This was national headlines. Led to healing of the whole country. How big was this? John F. Kennedy wrote Profiles in Courage, 8 people who identified with statemanship, courage and leadership. One was LQC Lamar. That book earned Prez Kennedy a Pulitzer Prize. This was big, that LQC Lamar - didn’t do it because it was popular, because it was the right thing to do legally and morally.
Next, want to talk about another great person - Thurgood Marshall. When he wanted to take the chair as first year law student in Maryland, he was denied admission because it had law that said AFrican Americans could not go to predominantly white law school if separate-but-equal facility available for them. A few years later, he would step to podium in US Supreme Court to argue that the policy, law of separate but equal was illegal, unconstitutional and today we call that Brown v. Board of Education.
He would go on to argue 32 case before US Supreme Court. His win-loss ratio was 29-3. Kennedy appointed him to Court of Appeals, Johnson appointed him as solicitor general then to U.S> Supreme Court. Through his career, Marshall also gave time to assist drafting of constitutions of Ghana and Tanzania, in Africa. Why? He said I was honored to participate because I wanted to make sure that white citizens there had their rights preserved and protected. The Golden Rule, he followed that concept. Simple but one that’s very profound.
Third, Evelyn Gandy. probably dominated MS politics for four decades. Ole Miss Law graduate. During her law school, she was first female editor of Law REview, prez of student body. elected to Legislature, first female assistant attorney general, first female director of Dept. of Welfare,where she established civil rights laws. She was elected first female Commissioner of Insurance, as state treasurer where she enforced the requirement for banks to pay interest on state money. Elected first female lieutenant governor - that’s what I want to tell you about.
Most important, education. She found that education was not earning money from 16th Section land that it was suppose to. These lands are leased to support public education.
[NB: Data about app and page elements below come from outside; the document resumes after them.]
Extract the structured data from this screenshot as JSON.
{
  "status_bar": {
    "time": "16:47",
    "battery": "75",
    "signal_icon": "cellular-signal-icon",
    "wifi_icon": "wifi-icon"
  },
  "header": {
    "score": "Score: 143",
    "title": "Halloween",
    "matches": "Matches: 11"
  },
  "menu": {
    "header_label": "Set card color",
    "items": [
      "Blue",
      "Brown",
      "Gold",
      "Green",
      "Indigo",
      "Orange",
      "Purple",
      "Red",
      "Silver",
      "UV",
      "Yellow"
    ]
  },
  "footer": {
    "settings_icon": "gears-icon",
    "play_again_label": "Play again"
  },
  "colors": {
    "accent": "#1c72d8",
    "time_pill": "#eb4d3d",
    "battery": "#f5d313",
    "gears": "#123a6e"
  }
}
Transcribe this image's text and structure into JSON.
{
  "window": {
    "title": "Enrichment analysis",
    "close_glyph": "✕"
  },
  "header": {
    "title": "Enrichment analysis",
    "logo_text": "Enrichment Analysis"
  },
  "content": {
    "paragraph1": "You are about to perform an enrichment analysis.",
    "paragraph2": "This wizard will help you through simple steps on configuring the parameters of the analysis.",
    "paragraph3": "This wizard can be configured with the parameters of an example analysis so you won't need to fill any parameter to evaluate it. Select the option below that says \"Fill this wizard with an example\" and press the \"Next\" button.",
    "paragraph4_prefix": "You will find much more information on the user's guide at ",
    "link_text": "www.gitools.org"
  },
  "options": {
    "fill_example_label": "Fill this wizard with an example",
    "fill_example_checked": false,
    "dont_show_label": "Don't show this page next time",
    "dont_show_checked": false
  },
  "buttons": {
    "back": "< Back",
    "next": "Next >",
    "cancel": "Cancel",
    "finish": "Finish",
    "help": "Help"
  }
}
She found that a lot of people were paying literally pennies a year for their use. She said wasn’t right, fair. So she sought legislation for leases to be based on fair market value. Politics gets stirred. Education committee chair refused to let it out to floor. Next year, she appointed a 31-year-old lawyer as head of Judiciary Committee (Carroll Ingram), bill survived 42 attempts on floor to amend, pass House amended and went to conference committee.
I asked her how she got it passed out of conference. She said, I instructed my conferees that no bill would be reported out until 16th Section Land reform was reported out. Was it popular? Probably not. She was unsuccessful to become governor. She took other courageous stand, putting others over herself.
So, three concepts - integrity, respect for others, service over self.
How does that affect you? When I was in law school for orientation and first class, speaker would say look - one of you won’t be there. But looking to left and right, my classmate Kay Cobb wound up on Supreme Court, Mike Moore as attorney general. The future leaders of this state, heads of largest law firm in state in years are sitting right in this room. Today, you start walking, talking, being acting respect for the law and being good citiznes. Because people you associate with now will contribute as much to your success as you will to theirs. It will pay off, if you will be a good citizen as well as a great lawyer.
God bless you. (much applause)
10:18 - Gershon, thanks to Waller. Know students and others in room benefit form your words.
• For more details, read Friday's Daily Journal.